Tips for travelling abroad during COVID-19
Although the UK may be in the midst of attempting to reopen businesses and reduce lockdown measures stemming from the coronavirus pandemic, there are still many restrictions and safeguards in place. This is especially true in regard to travel between countries. Those taking a trip—whether it’s for business or leisure—must be aware of the safety standards that apply for not only their destination, but also for the UK following their return home.
The UK government has maintained a fluid list of countries that are deemed less risky than others for travel. Countries on this list are considered ‘exempt’ from the Foreign and Commonwealth Office’s ‘all but essential’ international travel list. As such, those travelling from listed countries are not currently subject to a mandatory 14-day quarantine upon their arrival or return. Some of these potential destinations for UK travellers include Australia, Belgium, Denmark, France, Germany, Ireland, Italy, Japan, the Netherlands and Switzerland. As of 29th July 2020, there were 77 countries on the list.
Travellers should note that even making a transit stop or flight transfer in a country not included on the exempt list will trigger a mandatory quarantine upon returning to the UK. Additionally, when planning a trip, travellers should conduct research in regard to potential quarantine or precautionary measures in place for anyone arriving from the UK. Just because the UK might not require travellers from a certain country to quarantine upon arrival does not mean that there will be reciprocity.
Even before the coronavirus pandemic forced government leaders and airlines to implement new precautionary measures, travelling abroad required plenty of planning.

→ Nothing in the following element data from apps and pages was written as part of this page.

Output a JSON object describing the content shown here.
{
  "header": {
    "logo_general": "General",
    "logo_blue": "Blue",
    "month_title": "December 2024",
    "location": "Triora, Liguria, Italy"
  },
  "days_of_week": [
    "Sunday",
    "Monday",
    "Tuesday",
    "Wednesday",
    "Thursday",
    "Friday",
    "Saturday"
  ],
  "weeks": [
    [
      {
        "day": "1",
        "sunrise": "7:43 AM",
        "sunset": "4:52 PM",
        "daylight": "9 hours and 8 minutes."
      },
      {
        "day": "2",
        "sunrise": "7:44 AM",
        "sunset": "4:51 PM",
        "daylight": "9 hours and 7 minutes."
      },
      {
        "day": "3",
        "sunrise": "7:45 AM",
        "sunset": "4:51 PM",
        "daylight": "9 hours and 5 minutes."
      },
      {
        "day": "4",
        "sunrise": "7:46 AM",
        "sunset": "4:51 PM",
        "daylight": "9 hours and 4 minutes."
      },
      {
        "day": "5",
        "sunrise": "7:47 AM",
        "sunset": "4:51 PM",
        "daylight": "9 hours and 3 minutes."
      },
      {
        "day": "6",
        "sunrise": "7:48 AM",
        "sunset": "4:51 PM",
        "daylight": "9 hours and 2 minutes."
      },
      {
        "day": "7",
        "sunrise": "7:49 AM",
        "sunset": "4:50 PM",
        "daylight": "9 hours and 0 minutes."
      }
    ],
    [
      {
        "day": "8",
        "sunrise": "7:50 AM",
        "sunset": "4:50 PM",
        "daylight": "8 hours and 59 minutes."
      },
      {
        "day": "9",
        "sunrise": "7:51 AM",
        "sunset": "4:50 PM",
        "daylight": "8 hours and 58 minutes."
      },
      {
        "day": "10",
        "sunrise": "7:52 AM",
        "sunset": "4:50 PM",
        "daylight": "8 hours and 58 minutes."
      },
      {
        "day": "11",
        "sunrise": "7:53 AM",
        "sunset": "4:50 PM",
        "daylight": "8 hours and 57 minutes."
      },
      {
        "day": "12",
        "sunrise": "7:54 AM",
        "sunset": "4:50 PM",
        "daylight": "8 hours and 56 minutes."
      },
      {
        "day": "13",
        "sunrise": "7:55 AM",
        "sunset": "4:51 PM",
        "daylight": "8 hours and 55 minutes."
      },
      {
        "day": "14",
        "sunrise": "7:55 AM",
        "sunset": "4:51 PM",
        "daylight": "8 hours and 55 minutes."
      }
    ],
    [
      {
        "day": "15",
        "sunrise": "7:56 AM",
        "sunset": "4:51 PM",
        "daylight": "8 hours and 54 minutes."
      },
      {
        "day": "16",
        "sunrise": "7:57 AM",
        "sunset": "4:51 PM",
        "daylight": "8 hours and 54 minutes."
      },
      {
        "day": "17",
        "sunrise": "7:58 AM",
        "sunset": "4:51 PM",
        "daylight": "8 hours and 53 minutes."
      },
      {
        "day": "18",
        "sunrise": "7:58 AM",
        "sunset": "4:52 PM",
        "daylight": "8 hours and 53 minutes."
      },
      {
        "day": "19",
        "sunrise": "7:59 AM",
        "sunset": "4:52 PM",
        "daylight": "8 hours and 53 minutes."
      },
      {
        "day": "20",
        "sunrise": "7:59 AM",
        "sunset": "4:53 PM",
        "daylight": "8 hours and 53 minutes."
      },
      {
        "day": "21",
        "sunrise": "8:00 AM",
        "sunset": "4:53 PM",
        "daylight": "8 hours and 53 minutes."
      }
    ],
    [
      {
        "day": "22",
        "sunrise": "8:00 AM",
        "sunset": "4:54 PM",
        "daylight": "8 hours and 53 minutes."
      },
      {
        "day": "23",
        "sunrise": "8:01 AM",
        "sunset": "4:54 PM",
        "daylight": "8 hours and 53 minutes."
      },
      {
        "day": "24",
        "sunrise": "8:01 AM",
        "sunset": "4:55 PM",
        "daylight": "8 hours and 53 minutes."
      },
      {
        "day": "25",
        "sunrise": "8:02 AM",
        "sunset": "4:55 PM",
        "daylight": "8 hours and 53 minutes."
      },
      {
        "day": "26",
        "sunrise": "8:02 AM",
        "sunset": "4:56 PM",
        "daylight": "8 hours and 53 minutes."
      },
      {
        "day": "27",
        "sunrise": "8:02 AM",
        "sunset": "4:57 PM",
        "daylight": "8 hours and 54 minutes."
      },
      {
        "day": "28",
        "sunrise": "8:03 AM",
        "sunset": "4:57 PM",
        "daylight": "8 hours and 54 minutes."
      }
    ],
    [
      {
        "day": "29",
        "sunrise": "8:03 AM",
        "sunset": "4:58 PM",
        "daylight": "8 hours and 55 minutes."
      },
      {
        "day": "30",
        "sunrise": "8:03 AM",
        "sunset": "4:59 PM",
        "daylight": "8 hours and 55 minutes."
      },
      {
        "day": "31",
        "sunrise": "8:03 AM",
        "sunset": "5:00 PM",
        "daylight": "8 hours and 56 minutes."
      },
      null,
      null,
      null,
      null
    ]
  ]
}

Now, there are even more factors to consider. Throughout the planning process, consider the following travel guidance:
- Stay updated with the latest developments and restrictions for both your destination and the UK.
- Be aware of any entry restrictions, screening or quarantine requirements that might affect your arrival or return.
- Educate yourself on safe air travel guidance and requirements, such as the face-covering mandate for flights taking off or landing in England and Scotland.
- Check travel insurance policies for information on how the pandemic may have affected cover.
- Contact airlines, tour operators, cruise lines or other transport and accommodation providers for up-to-date information.
- Plan for the potential of enhanced screening or monitoring at entrance and exit ports.
- Sign up for updates regarding your destination and any new local health developments.
- Be aware that some countries may require proof of recent COVID-19 testing for entry.
- When returning, be aware of the UK government’s rules for re-entering the UK.
- Be prepared to provide details regarding your journey and contact tracing details within 48 hours of returning.
The coronavirus pandemic has made planning a trip—whether it’s for business purposes or a personal holiday—far more complicated. While travel is still fully possible to many parts of the world things can change very quickly during a pandemic.
Between departure, arrival, the actual trip and your eventual return home, there are many factors that could lead to initial travel plans needing to be altered on short notice. As such, it is important for travellers to stay fully informed of any relevant developments not only before their trip, but during their time abroad as well.